Place ancho chilies on a microwave-safe plate. Microwave on HIGH for about 1 minute or until toasted and fragrant. Let cool completely. Remove seeds and stem from chilies; soak toasted chilies in 1 cup boiling water for 10 to 15 minutes or until rehydrated. In a blender, purée rehydrated chilies, soaking liquid, onion, vinegar and garlic until smooth. Transfer to a large bowl.
Toss together beef, oil, adobo seasoning, oregano, cumin, brown sugar, pepper and cinnamon to coat well; add to chili mixture, mixing well. Cover and refrigerate for at least 4 hours or up to overnight.

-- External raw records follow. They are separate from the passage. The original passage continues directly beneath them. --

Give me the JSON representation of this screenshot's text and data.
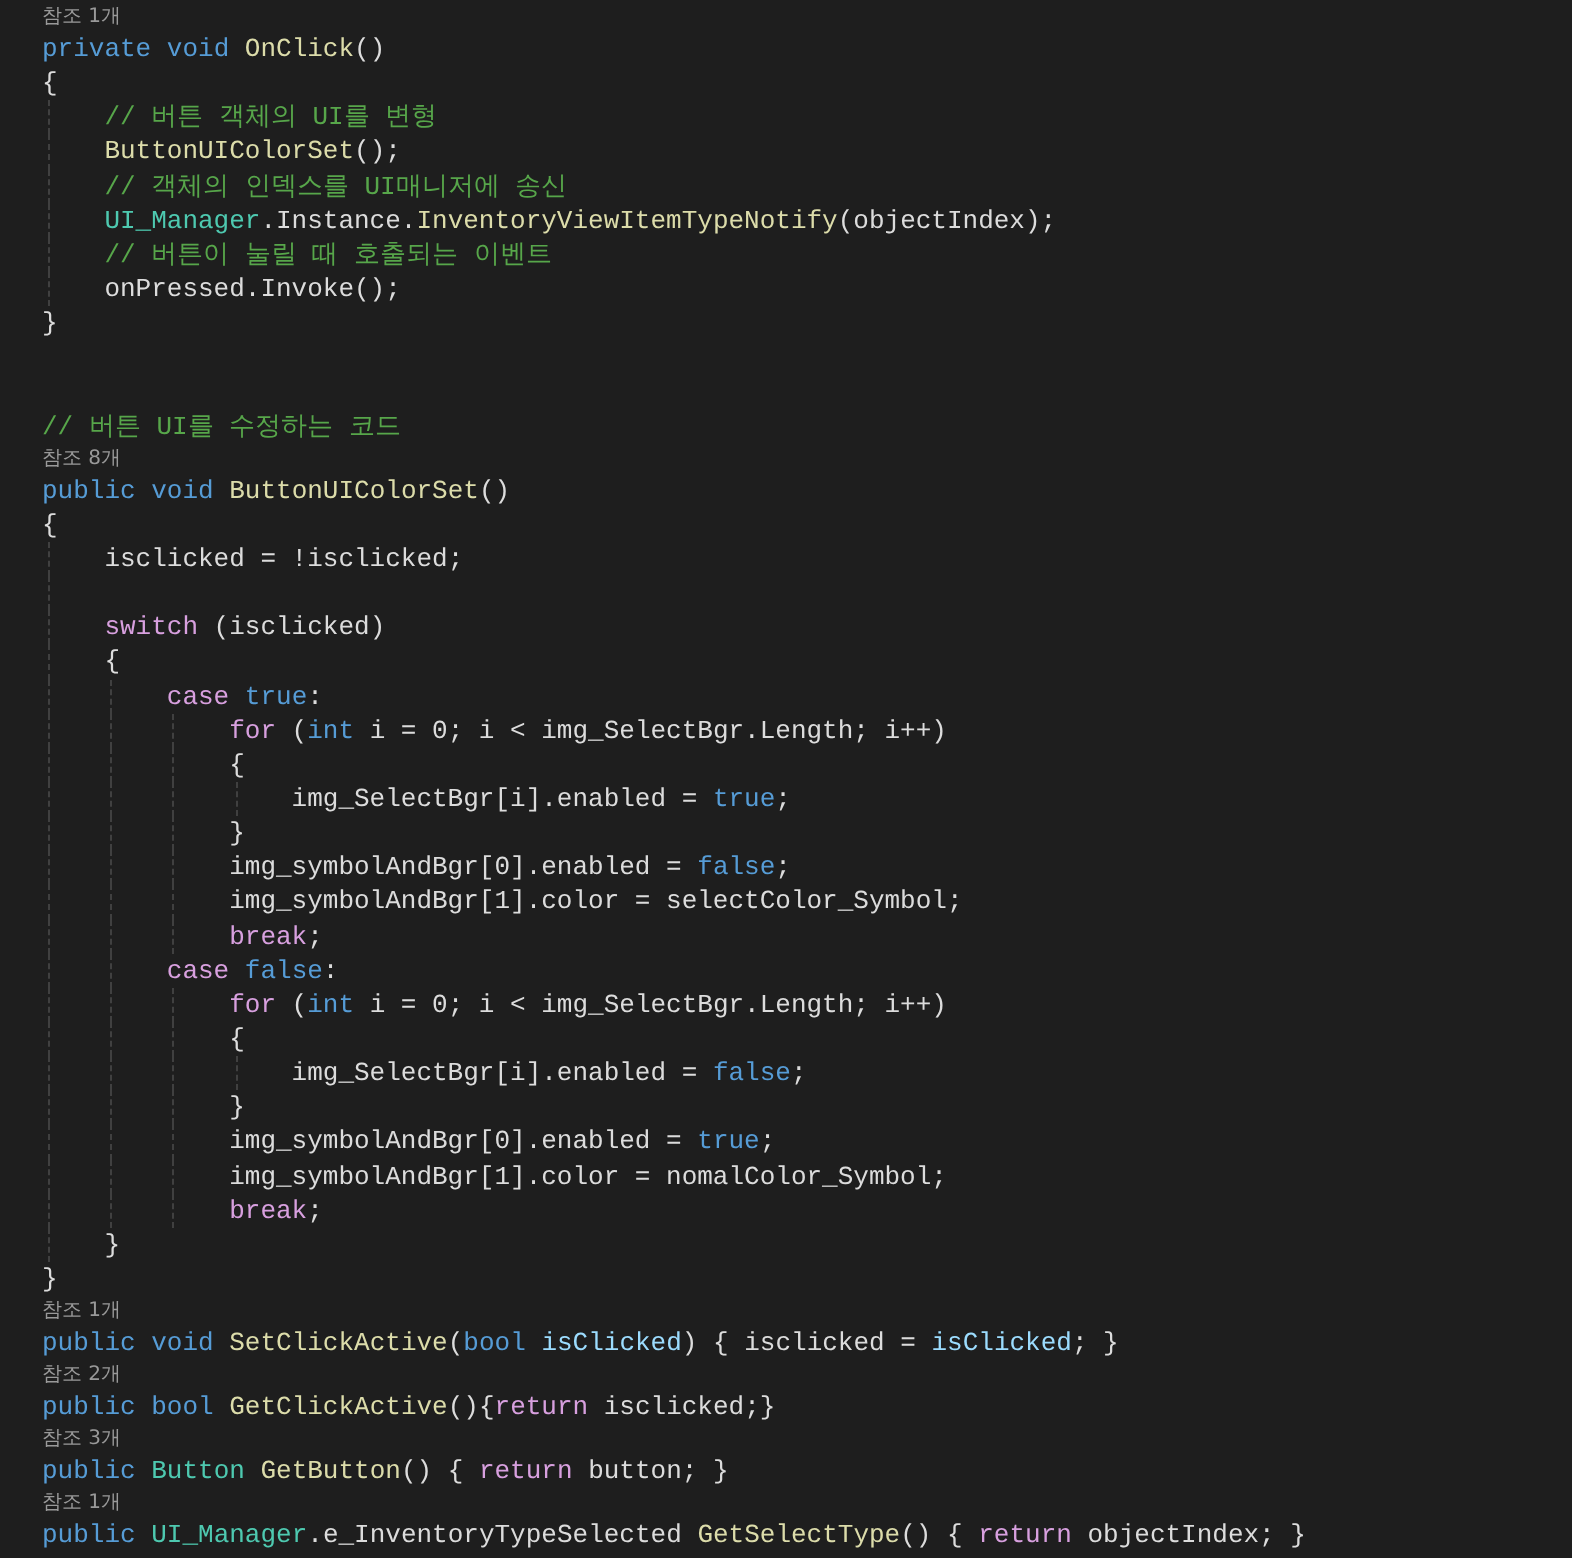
{
  "editor": {
    "lines": [
      {
        "kind": "lens",
        "text": "참조 1개"
      },
      {
        "kind": "code",
        "tokens": [
          {
            "kind": "keyword",
            "text": "private void"
          },
          {
            "kind": "method",
            "text": " OnClick"
          },
          {
            "kind": "plain",
            "text": "()"
          }
        ]
      },
      {
        "kind": "code",
        "tokens": [
          {
            "kind": "plain",
            "text": "{"
          }
        ]
      },
      {
        "kind": "code",
        "tokens": [
          {
            "kind": "comment",
            "text": "    // 버튼 객체의 UI를 변형"
          }
        ]
      },
      {
        "kind": "code",
        "tokens": [
          {
            "kind": "method",
            "text": "    ButtonUIColorSet"
          },
          {
            "kind": "plain",
            "text": "();"
          }
        ]
      },
      {
        "kind": "code",
        "tokens": [
          {
            "kind": "comment",
            "text": "    // 객체의 인덱스를 UI매니저에 송신"
          }
        ]
      },
      {
        "kind": "code",
        "tokens": [
          {
            "kind": "type",
            "text": "    UI_Manager"
          },
          {
            "kind": "plain",
            "text": ".Instance."
          },
          {
            "kind": "method",
            "text": "InventoryViewItemTypeNotify"
          },
          {
            "kind": "plain",
            "text": "(objectIndex);"
          }
        ]
      },
      {
        "kind": "code",
        "tokens": [
          {
            "kind": "comment",
            "text": "    // 버튼이 눌릴 때 호출되는 이벤트"
          }
        ]
      },
      {
        "kind": "code",
        "tokens": [
          {
            "kind": "plain",
            "text": "    onPressed.Invoke();"
          }
        ]
      },
      {
        "kind": "code",
        "tokens": [
          {
            "kind": "plain",
            "text": "}"
          }
        ]
      },
      {
        "kind": "blank"
      },
      {
        "kind": "blank"
      },
      {
        "kind": "code",
        "tokens": [
          {
            "kind": "comment",
            "text": "// 버튼 UI를 수정하는 코드"
          }
        ]
      },
      {
        "kind": "lens",
        "text": "참조 8개"
      },
      {
        "kind": "code",
        "tokens": [
          {
            "kind": "keyword",
            "text": "public void"
          },
          {
            "kind": "method",
            "text": " ButtonUIColorSet"
          },
          {
            "kind": "plain",
            "text": "()"
          }
        ]
      },
      {
        "kind": "code",
        "tokens": [
          {
            "kind": "plain",
            "text": "{"
          }
        ]
      },
      {
        "kind": "code",
        "tokens": [
          {
            "kind": "plain",
            "text": "    isclicked = !isclicked;"
          }
        ]
      },
      {
        "kind": "blank"
      },
      {
        "kind": "code",
        "tokens": [
          {
            "kind": "control",
            "text": "    switch"
          },
          {
            "kind": "plain",
            "text": " (isclicked)"
          }
        ]
      },
      {
        "kind": "code",
        "tokens": [
          {
            "kind": "plain",
            "text": "    {"
          }
        ]
      },
      {
        "kind": "code",
        "tokens": [
          {
            "kind": "control",
            "text": "        case"
          },
          {
            "kind": "keyword",
            "text": " true"
          },
          {
            "kind": "plain",
            "text": ":"
          }
        ]
      },
      {
        "kind": "code",
        "tokens": [
          {
            "kind": "control",
            "text": "            for"
          },
          {
            "kind": "plain",
            "text": " ("
          },
          {
            "kind": "keyword",
            "text": "int"
          },
          {
            "kind": "plain",
            "text": " i = 0; i < img_SelectBgr.Length; i++)"
          }
        ]
      },
      {
        "kind": "code",
        "tokens": [
          {
            "kind": "plain",
            "text": "            {"
          }
        ]
      },
      {
        "kind": "code",
        "tokens": [
          {
            "kind": "plain",
            "text": "                img_SelectBgr[i].enabled = "
          },
          {
            "kind": "keyword",
            "text": "true"
          },
          {
            "kind": "plain",
            "text": ";"
          }
        ]
      },
      {
        "kind": "code",
        "tokens": [
          {
            "kind": "plain",
            "text": "            }"
          }
        ]
      },
      {
        "kind": "code",
        "tokens": [
          {
            "kind": "plain",
            "text": "            img_symbolAndBgr[0].enabled = "
          },
          {
            "kind": "keyword",
            "text": "false"
          },
          {
            "kind": "plain",
            "text": ";"
          }
        ]
      },
      {
        "kind": "code",
        "tokens": [
          {
            "kind": "plain",
            "text": "            img_symbolAndBgr[1].color = selectColor_Symbol;"
          }
        ]
      },
      {
        "kind": "code",
        "tokens": [
          {
            "kind": "control",
            "text": "            break"
          },
          {
            "kind": "plain",
            "text": ";"
          }
        ]
      },
      {
        "kind": "code",
        "tokens": [
          {
            "kind": "control",
            "text": "        case"
          },
          {
            "kind": "keyword",
            "text": " false"
          },
          {
            "kind": "plain",
            "text": ":"
          }
        ]
      },
      {
        "kind": "code",
        "tokens": [
          {
            "kind": "control",
            "text": "            for"
          },
          {
            "kind": "plain",
            "text": " ("
          },
          {
            "kind": "keyword",
            "text": "int"
          },
          {
            "kind": "plain",
            "text": " i = 0; i < img_SelectBgr.Length; i++)"
          }
        ]
      },
      {
        "kind": "code",
        "tokens": [
          {
            "kind": "plain",
            "text": "            {"
          }
        ]
      },
      {
        "kind": "code",
        "tokens": [
          {
            "kind": "plain",
            "text": "                img_SelectBgr[i].enabled = "
          },
          {
            "kind": "keyword",
            "text": "false"
          },
          {
            "kind": "plain",
            "text": ";"
          }
        ]
      },
      {
        "kind": "code",
        "tokens": [
          {
            "kind": "plain",
            "text": "            }"
          }
        ]
      },
      {
        "kind": "code",
        "tokens": [
          {
            "kind": "plain",
            "text": "            img_symbolAndBgr[0].enabled = "
          },
          {
            "kind": "keyword",
            "text": "true"
          },
          {
            "kind": "plain",
            "text": ";"
          }
        ]
      },
      {
        "kind": "code",
        "tokens": [
          {
            "kind": "plain",
            "text": "            img_symbolAndBgr[1].color = nomalColor_Symbol;"
          }
        ]
      },
      {
        "kind": "code",
        "tokens": [
          {
            "kind": "control",
            "text": "            break"
          },
          {
            "kind": "plain",
            "text": ";"
          }
        ]
      },
      {
        "kind": "code",
        "tokens": [
          {
            "kind": "plain",
            "text": "    }"
          }
        ]
      },
      {
        "kind": "code",
        "tokens": [
          {
            "kind": "plain",
            "text": "}"
          }
        ]
      },
      {
        "kind": "lens",
        "text": "참조 1개"
      },
      {
        "kind": "code",
        "tokens": [
          {
            "kind": "keyword",
            "text": "public void"
          },
          {
            "kind": "method",
            "text": " SetClickActive"
          },
          {
            "kind": "plain",
            "text": "("
          },
          {
            "kind": "keyword",
            "text": "bool"
          },
          {
            "kind": "param",
            "text": " isClicked"
          },
          {
            "kind": "plain",
            "text": ") { isclicked = "
          },
          {
            "kind": "param",
            "text": "isClicked"
          },
          {
            "kind": "plain",
            "text": "; }"
          }
        ]
      },
      {
        "kind": "lens",
        "text": "참조 2개"
      },
      {
        "kind": "code",
        "tokens": [
          {
            "kind": "keyword",
            "text": "public bool"
          },
          {
            "kind": "method",
            "text": " GetClickActive"
          },
          {
            "kind": "plain",
            "text": "(){"
          },
          {
            "kind": "control",
            "text": "return"
          },
          {
            "kind": "plain",
            "text": " isclicked;}"
          }
        ]
      },
      {
        "kind": "lens",
        "text": "참조 3개"
      },
      {
        "kind": "code",
        "tokens": [
          {
            "kind": "keyword",
            "text": "public"
          },
          {
            "kind": "type",
            "text": " Button"
          },
          {
            "kind": "method",
            "text": " GetButton"
          },
          {
            "kind": "plain",
            "text": "() { "
          },
          {
            "kind": "control",
            "text": "return"
          },
          {
            "kind": "plain",
            "text": " button; }"
          }
        ]
      },
      {
        "kind": "lens",
        "text": "참조 1개"
      },
      {
        "kind": "code",
        "tokens": [
          {
            "kind": "keyword",
            "text": "public"
          },
          {
            "kind": "type",
            "text": " UI_Manager"
          },
          {
            "kind": "plain",
            "text": ".e_InventoryTypeSelected "
          },
          {
            "kind": "method",
            "text": "GetSelectType"
          },
          {
            "kind": "plain",
            "text": "() { "
          },
          {
            "kind": "control",
            "text": "return"
          },
          {
            "kind": "plain",
            "text": " objectIndex; }"
          }
        ]
      }
    ]
  }
}
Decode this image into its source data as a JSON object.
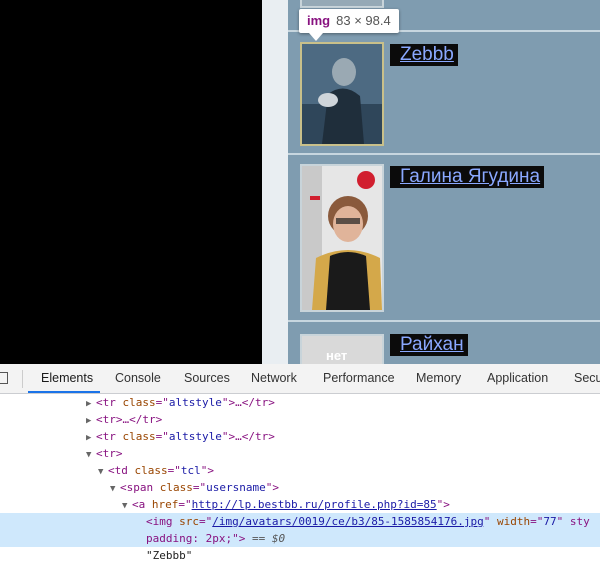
{
  "tooltip": {
    "tag": "img",
    "dims": "83 × 98.4"
  },
  "users": [
    {
      "name": "Zebbb"
    },
    {
      "name": "Галина Ягудина"
    },
    {
      "name": "Райхан",
      "avatar_text": "нет"
    }
  ],
  "devtools": {
    "tabs": [
      "Elements",
      "Console",
      "Sources",
      "Network",
      "Performance",
      "Memory",
      "Application",
      "Secu"
    ],
    "active_tab": "Elements",
    "dom": {
      "line1": {
        "tag_open": "<tr ",
        "attr": "class",
        "eq": "=\"",
        "val": "altstyle",
        "tail": "\">…</tr>"
      },
      "line2": {
        "text": "<tr>…</tr>"
      },
      "line3": {
        "tag_open": "<tr ",
        "attr": "class",
        "eq": "=\"",
        "val": "altstyle",
        "tail": "\">…</tr>"
      },
      "line4": {
        "text": "<tr>"
      },
      "line5": {
        "tag_open": "<td ",
        "attr": "class",
        "eq": "=\"",
        "val": "tcl",
        "tail": "\">"
      },
      "line6": {
        "tag_open": "<span ",
        "attr": "class",
        "eq": "=\"",
        "val": "usersname",
        "tail": "\">"
      },
      "line7": {
        "tag_open": "<a ",
        "attr": "href",
        "eq": "=\"",
        "val": "http://lp.bestbb.ru/profile.php?id=85",
        "tail": "\">"
      },
      "line8": {
        "tag_open": "<img ",
        "attr": "src",
        "eq": "=\"",
        "val": "/img/avatars/0019/ce/b3/85-1585854176.jpg",
        "mid": "\" ",
        "attr2": "width",
        "eq2": "=\"",
        "val2": "77",
        "tail": "\" sty"
      },
      "line9": {
        "text": "padding: 2px;\">",
        "marker": " == $0"
      },
      "line10": {
        "text": "\"Zebbb\""
      }
    }
  }
}
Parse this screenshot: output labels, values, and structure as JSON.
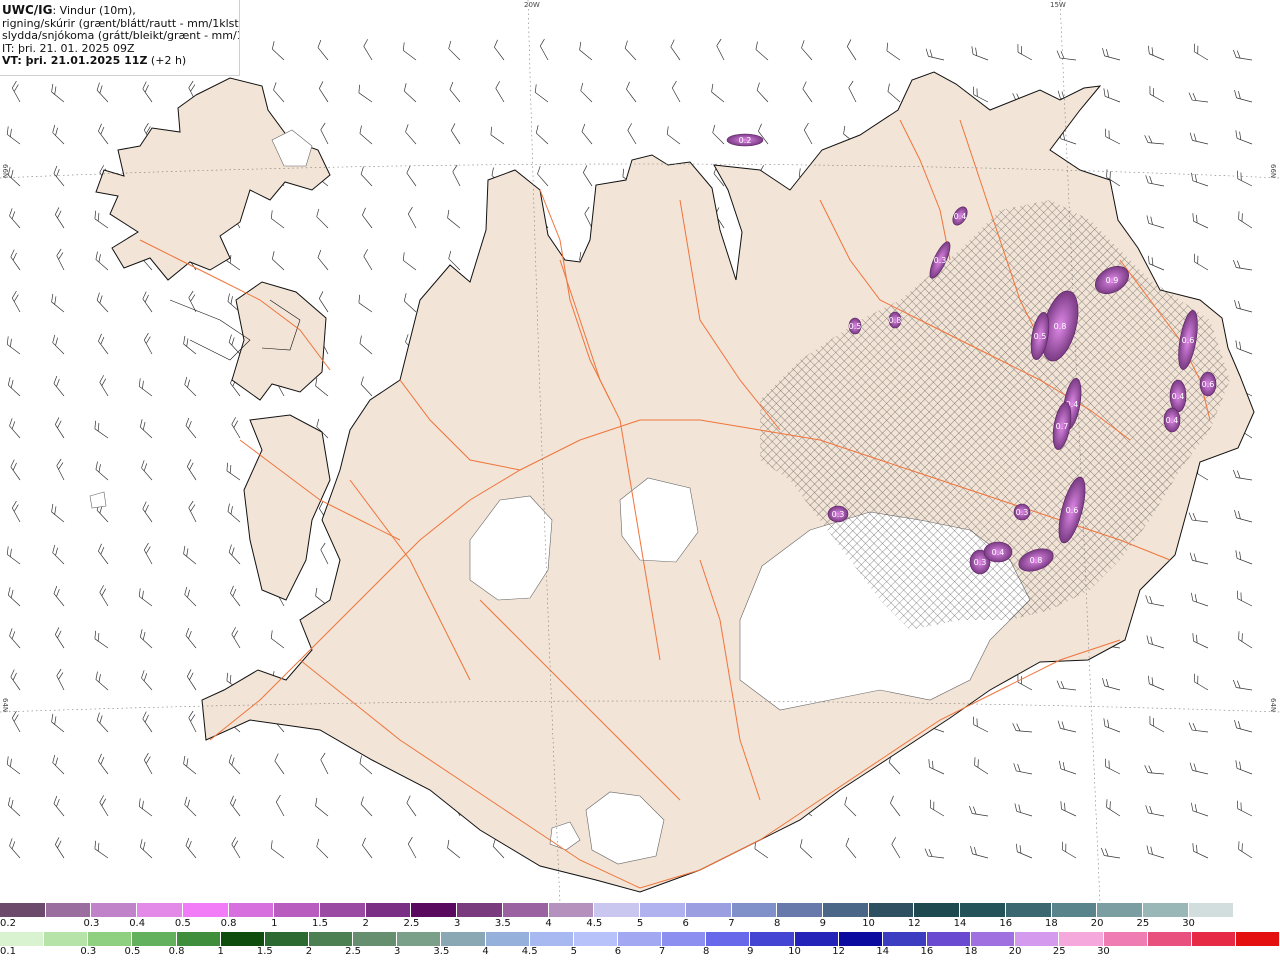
{
  "header": {
    "model": "UWC/IG",
    "title_rest": ": Vindur (10m),",
    "line2": "rigning/skúrir (grænt/blátt/rautt - mm/1klst) og",
    "line3": "slydda/snjókoma (grátt/bleikt/grænt - mm/1klst)",
    "it_line": "IT: þri. 21. 01. 2025 09Z",
    "vt_prefix": "VT: þri. 21.01.2025 11Z",
    "vt_suffix": " (+2 h)"
  },
  "grid_labels": {
    "lon_20w": "20W",
    "lon_15w": "15W",
    "lat_66n_left": "66N",
    "lat_66n_right": "66N",
    "lat_64n_left": "64N",
    "lat_64n_right": "64N"
  },
  "precip_cells": [
    {
      "label": "0.2"
    },
    {
      "label": "0.4"
    },
    {
      "label": "0.3"
    },
    {
      "label": "0.5"
    },
    {
      "label": "0.8"
    },
    {
      "label": "0.8"
    },
    {
      "label": "0.9"
    },
    {
      "label": "0.5"
    },
    {
      "label": "0.4"
    },
    {
      "label": "0.7"
    },
    {
      "label": "0.6"
    },
    {
      "label": "0.4"
    },
    {
      "label": "0.4"
    },
    {
      "label": "0.6"
    },
    {
      "label": "0.6"
    },
    {
      "label": "0.3"
    },
    {
      "label": "0.3"
    },
    {
      "label": "0.4"
    },
    {
      "label": "0.3"
    },
    {
      "label": "0.8"
    }
  ],
  "legend_snow": {
    "colors": [
      "#6b4a6b",
      "#9a6fa0",
      "#c082c8",
      "#e38ae8",
      "#f27bf7",
      "#d86fde",
      "#b85cbf",
      "#9b4aa3",
      "#7a2f84",
      "#5a0a5e",
      "#7a3b7e",
      "#9a62a0",
      "#b591bd",
      "#c9c7f0",
      "#b0b2ef",
      "#9b9ee0",
      "#8090c9",
      "#6679aa",
      "#4b6787",
      "#2f5060",
      "#1e4a4f",
      "#24545a",
      "#3b6870",
      "#5a848c",
      "#7a9ea2",
      "#9ab7b8",
      "#d2dedd",
      "#ffffff"
    ],
    "labels": [
      "0.2",
      "0.3",
      "0.4",
      "0.5",
      "0.8",
      "1",
      "1.5",
      "2",
      "2.5",
      "3",
      "3.5",
      "4",
      "4.5",
      "5",
      "6",
      "7",
      "8",
      "9",
      "10",
      "12",
      "14",
      "16",
      "18",
      "20",
      "25",
      "30"
    ]
  },
  "legend_rain": {
    "colors": [
      "#d9f2d0",
      "#b6e3a8",
      "#8fcf80",
      "#63b15c",
      "#3f8e3c",
      "#0e4d0e",
      "#2c6a32",
      "#4c8052",
      "#658f6f",
      "#7aa08a",
      "#8aa7b4",
      "#96b0dc",
      "#a8b9f2",
      "#b7c2fa",
      "#a3a8f2",
      "#8c8ef0",
      "#6868ea",
      "#4545d4",
      "#2424b8",
      "#0b0ba0",
      "#3d3dc2",
      "#6a4ad0",
      "#a06fe0",
      "#d49aee",
      "#f4a8dc",
      "#f07cb4",
      "#e8507e",
      "#e62a46",
      "#e41010"
    ],
    "labels": [
      "0.1",
      "0.3",
      "0.5",
      "0.8",
      "1",
      "1.5",
      "2",
      "2.5",
      "3",
      "3.5",
      "4",
      "4.5",
      "5",
      "6",
      "7",
      "8",
      "9",
      "10",
      "12",
      "14",
      "16",
      "18",
      "20",
      "25",
      "30"
    ]
  },
  "colors": {
    "land": "#f2e4d6",
    "coast": "#111111",
    "roads": "#f0743c",
    "glacier": "#ffffff",
    "snow_cell": "#8a3f96",
    "graticule": "#777777"
  }
}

Preheat oven to 300°F. In a Dutch oven, combine broth, beef with marinade and bay leaves; bring to boil over medium heat. Cover and bake for 2 1/2 to 3 hours or until meat is very tender. Remove bay leaves. Remove meat from pan; shred with 2 forks. Stir back into the sauce.
Meanwhile, melt butter in a medium saucepan set over medium heat; cook onion, sazon seasoning and garlic for 3 to 5 minutes or until slightly softened. Stir in water, puréed tomatoes and tomato paste; bring to boil.
Stir in white rice. Reduce heat to low; cover and cook for 18 to 20 minutes or until rice is tender and absorbs most of the liquid. Remove from heat. Let stand, covered, for 5 minutes. Fluff with fork before serving.
Serve birria over rice. Garnish with diced onions, cilantro and lime wedges.
Mix together any leftover birria and rice to turn into burritos, enchiladas, tacos or quesadillas.
Birria is an authentic Latin American stew made with beef or other meat such as lamb and vegetables. The meat or vegetables are cooked until tender to be shredded and served as a soup or stew with rice. This version uses all kinds of delicious seasonings like adobo seasoning, oregano, cumin, brown sugar, pepper and cinnamon along with a blend of chile peppers.
The tasty beef is complemented with flavorful white rice that has been cooked in sautéed onions and tomatoes to balance everything out perfectly.
Serve it as a stew over rice or in other common variations like a filling for tacos, burritos or enchiladas. However you serve it, you’ll need a bit of fresh cilantro and lime to go with it. With its origins in Mexico, it’s perfect for serving at a Cinco de Mayo fiesta.
With ancho chile peppers, adobo seasoning and tomatoes, this dish has more than a few staple ingredients that are common in Latin American cooking. For more similar dishes, you’ll want to try Spicy Chicken Tinga Tacos or a Peruvian Lamb Stew (or Seco de Cordero).